  • CHM 122 Medical Laboratory Science - 1 hrs.
  • CHM 110, 111 General Chemistry I  - 4 hrs.
  • CHM 116, 117 General Chemistry II  - 5 hrs.
  • CHM 252 and 253 Organic Chemistry - 5 hrs.
  • CHM 256 and 257 Organic Chemistry II - 4 hrs.
  • CHM 360 and 361 Biochemistry - 4 hrs.
    23 hours


  • MTH 111 Elem. Statistics - 3 hrs.


Total required math and science hours (minimum) - 45 hrs.

Courses highly recommended are, PHY 107, CHM 292, CHM 302, CHM 326, and CHM 422.

Note: Those students who have not attained an overall grade point average of at least 2.75 after completion of 60 semester hours will require permission of the coordinating committee to proceed with the medical technology program.

The following schedule of courses is suggested for the freshman year.

First Semester

  • CHM 110 General Chemistry - 3 hrs.
  • CHM 111 General Chemistry Lab - 1 hr.
  • MTH 111 Elementary Statistics - 3 hrs.
  • ENG 101 English Composition or COM 103 The Oral Communication Process. - 3 hrs.
  • General Education Electives - 6 hrs.

16 hrs.

Second Semester

  • BIO 151 From Molecules to Cells - 4 hrs.
  • CHM 116 General Chemistry II - 4 hrs.
  • CHM 117 General Chemistry II Lab - 1 hr.
  • CHM 122 Introduction to Clinical Lab Science - 1 hr.
  • COM 103 The Oral Communication Process or ENG 101 English Composition. - 3 hrs.
  • General Education Elective - 3 hrs.

16 hrs.

The hours required for a major in Medical Technology are distributed as follows:

From Medical Technology Program (OCP 388) - 32 hrs.
Biology - 19 hrs.
Chemistry - 23 hrs.
College Mathematics - 3 hrs.
English - 6 hrs.
Speech Communication - 3 hrs.
General Education Electives and other Electives – 38 hrs.

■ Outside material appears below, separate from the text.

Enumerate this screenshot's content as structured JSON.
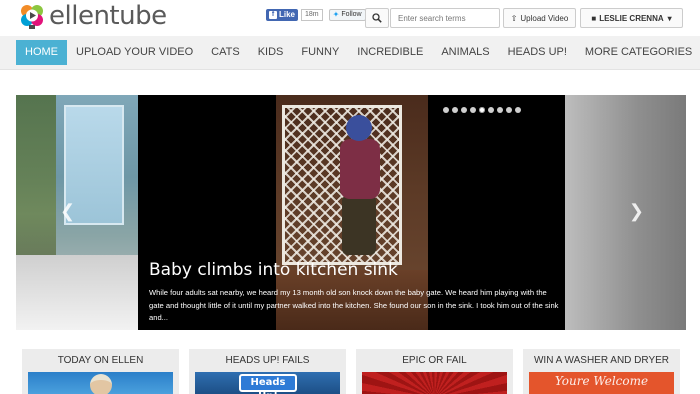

Total (minimum) – 124 hrs.

This is the official catalog for the 2015-2016 academic year. This catalog serves as a contract between a student and Bradley University. Should changes in a program of study become necessary prior to the next academic year every effort will be made to keep students advised of any such changes via the Dean of the College or Chair of the Department concerned, the Registrar's Office, u.Achieve degree audit system, and the Schedule of Classes. It is the responsibility of each student to be aware of the current program and graduation requirements for particular degree programs.